Today, Coursera is announcing that they’ve signed partnership agreements with 12 new universities: Georgia Tech, Duke University, University of Washington, Caltech, Rice University, University of Edinburgh, University of Toronto, EPFL – Lausanne, Johns Hopkins University (School of Public Health), UCSF, University of Virginia, and the University of Illinois. That’s in addition to their four existing partners: University of Pennsylvania, Princeton, University of Michigan and Stanford.
There’s a lot of great institutions entering Coursera’s stable. And they’ll bring with them over 60 courses in the coming months. (Find a complete list of courses below the jump.) We’ll keep you posted on how Coursera and Udacity evolve, and, in the coming weeks, we’ll carefully test drive their courses and let you know the pros and cons of each. Stay tuned for more from the battle of the MOOCs.
Coursera Adds Humanities Courses, Raises $16 Million, Strikes Deal with 3 Universities
Harvard and MIT Create EDX to Offer Free Online Courses Worldwide
Udacity to Launch 5 New Courses, from Statistics to Physics. Shooting for Largest Online Class Ever.
Free Online Certificate Courses from Great Universities: A Complete List
Drugs and the Brain
Principles of Economics for Scientists
Galaxies and Cosmology
Bioelectricity, a quantitative approach
Healthcare innovation and entrepreneurship
Introductory Human Physiology
Introduction to Genetics and Evolution
Introduction to Astronomy
Think Again: How to Reason and Argue

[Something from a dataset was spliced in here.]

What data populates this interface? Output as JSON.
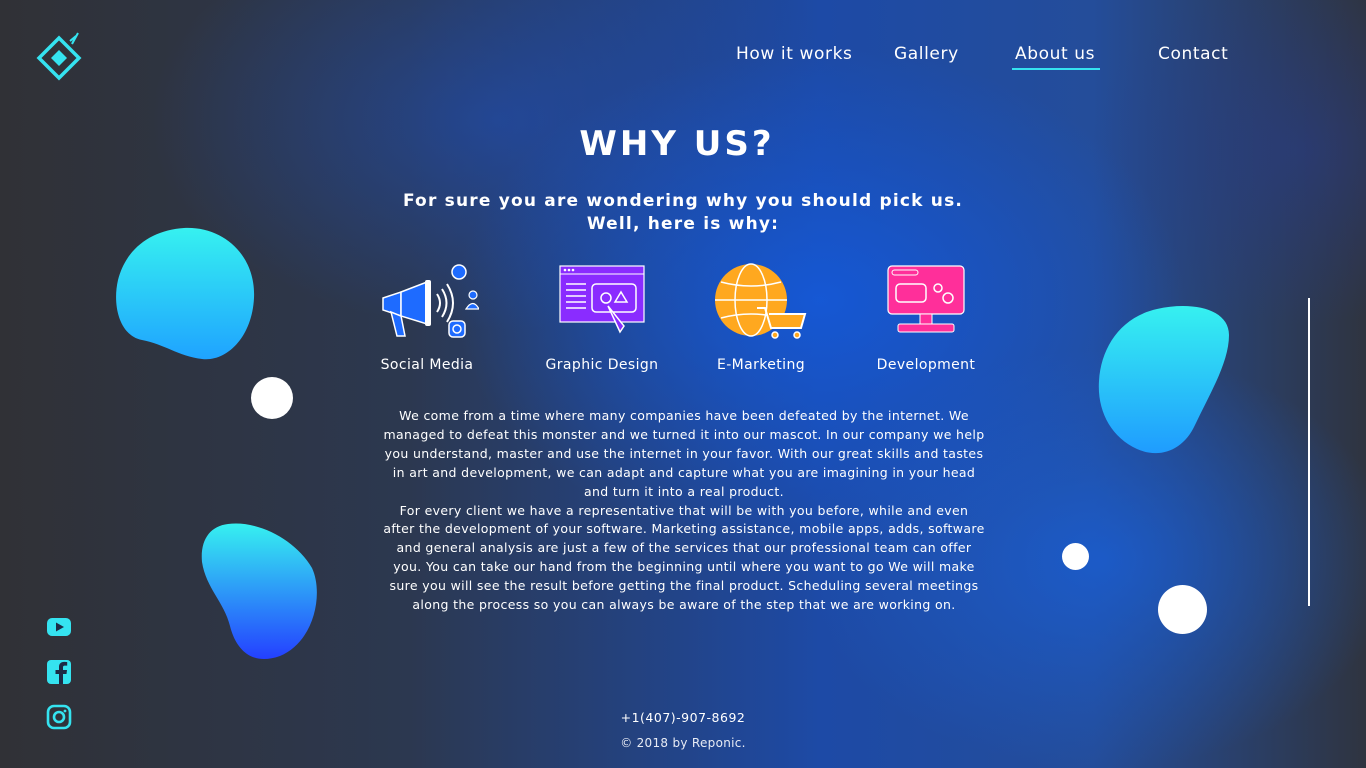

A Beginner’s Guide to Irrational Behavior
Introduction to Philosophy
Critical Thinking in Global Challenges
E-learning and Digital Cultures
Control of Mobile Robots
Clinical Problem Solving
Nutrition for Health Promotion and Disease Prevention
Contraception: Choices, Culture and Consequences
Programming Principles: Functions and Objects
Digital Signal Processing
Introducion a la programming?
Learn to Program: The Fundamentals
Learn to Program: Crafting Quality Code
Neural Networks for Machine Learning
The Social Context of Mental Health and Illness
Aboriginal World Views in Education
Principles of Obesity Economics
Computing for Data Analysis
Mathematical Biostatistics Bootcamp
Health for All through Primary Health Care
Introduction to the U.S. Food System: Perspectives from Public Health
Community Change in Public Health
Vaccine Trials: Methods and Best Practices
Fundamentals of Electrical Engineering
Chemistry: Concept Development and Application
University of Washington
The Hardware-Software Interface
Building an Information Risk Management Toolkit
Decision Analysis in Engineering
Designing and Executing Information Security Strategies
Financial Data Modeling and Analysis in R
High-Performance Scientific Computing
Information Security and Risk MAnagement in Context
Intro to Computer Programming using Python
Introduction to Computer Communication Networks
Introduction to Data Science
Navigating the Business Environment
Portfolio Construction and Risk Management
Sorry to be such a stickler, but
Please note: “There’s a lot of great institutions” should read “There are a lot of…” because institutions is plural.
I know language changes constantly, but we see too much of “there is…” when “there are…” would be the correct.
Thank you for your indulgence.